As I scrambled to get into work on time this morning, I noticed the flat was looking a bit of a tip. Not a total disaster, but noticeably not tidy. There were a couple of errant leaves on the floor in the hall, two pans in the sink from last night’s dinner, and an increasing pile of junk on my bedside table. As my wife occasionally reminds me, this is what happens when you don’t “tidy up as you go along”. As I drove into work, I found myself drawing a parallel between the current state of my house and how many people use their computers, and it seemed to be a fitting analogy.
Most people (excluding students, and this week, me) take care of their home. They put effort into choosing it, setting it up so it works best for them, and then maintaining it so it continues to provide the environment they want to live in. We spend a significant proportion of our lives at home, we like to know where everything is, and if anything stops working it has a significant impact on our productivity (and happiness).
We also spend a significant proportion of our time at our work computer, where we like to know where everything is, and where the impact something failing has a significant impact on our productivity. Effectively, your computer (and the infrastructure supporting it) are your ‘virtual living space’, and the way you interact with that space to some extent determines how it will function.
So what do I mean when I say people don’t ‘tidy up’ on their computers? I’ll give some examples of symptoms I’ve observed as an IT Manager and Computer Officer;
- Mailboxes with over 40,000 items taking up GB of disk space, of which maybe 10% needs to be stored
- Desktops where the wallpaper is immaterial because 70% of the space is taken up with shortcuts and files of various types and ages
- Shared directories on file servers with data going back over 10 years, of which probably 80% or more is completely redundant
When people treat their houses like this they end up on a Channel 4 documentary being brow beaten by ‘Kim and Aggie’ for stockpiling old newspapers.

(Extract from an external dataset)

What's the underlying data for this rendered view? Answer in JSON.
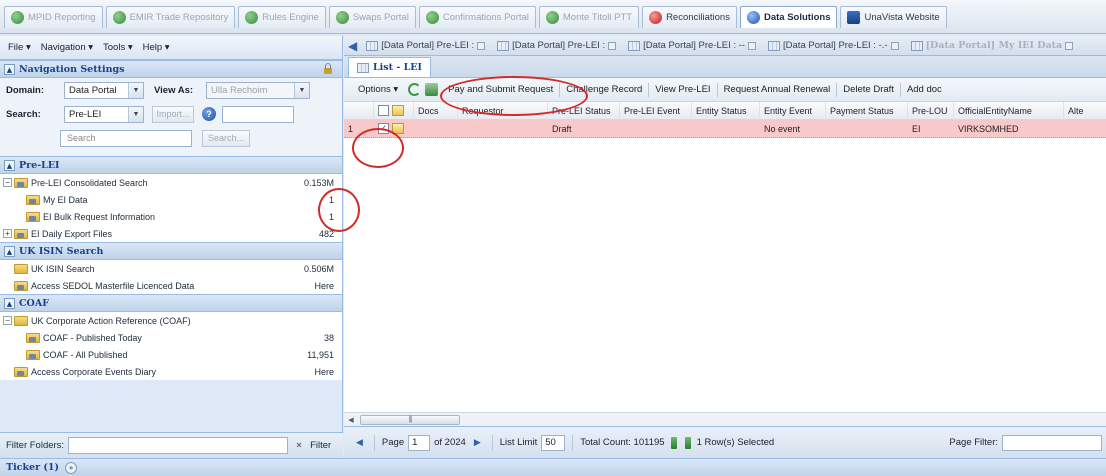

Most of the people who treat information this way are (in my experience) otherwise organised, tidy and efficient people. So why is their data in such a mess?
I think it’s all about ownership and responsibility of data. I had a conversation yesterday which highlighted the main problem, when a colleague (who had been asked to identify what type of records her department kept) said “we don’t own any data records, they all belong to you guys in IT”. Apparently, because IT control the servers and the PC’s, they’re seen as the owners of all therein. This is like saying that whoever owns the car park you parked in this morning also owns your car. This is a myth, and one which IT staff need to dispel. I will probably wax lyrical on the benefits of users being more engaged with their IT systems at a later date, but in this case it is very important that users understand that they own their data, not IT.
If you’re looking for ways to encourage that feeling of ownership, there’s a couple of things you can try;
- Talk to your users about how their data is structured, give them input into the directory structure design so they feel like the end result is right for them
- Make sure users understand the cost of their data, to encourage them to perform good housekeeping, and bring home the reality of uncontrolled data growth
- Give users better ways to engage with their data, show them how to use the search in Windows 7 (or Windows Desktop Search in XP) and how to organise their directories
This may seem like a lot of work, but it can pay back tenfold if your users start managing their own data; reducing the time you spend building larger and larger disk arrays and managing larger and larger libraries of tapes. It also pays back for your users, who improve their productivity and reduce their sense of frustration and disconnection from their data. Plus, they get to take the moral high ground from knowing that they’ve done what their parents always asked them to do, “tidy up as you go along”.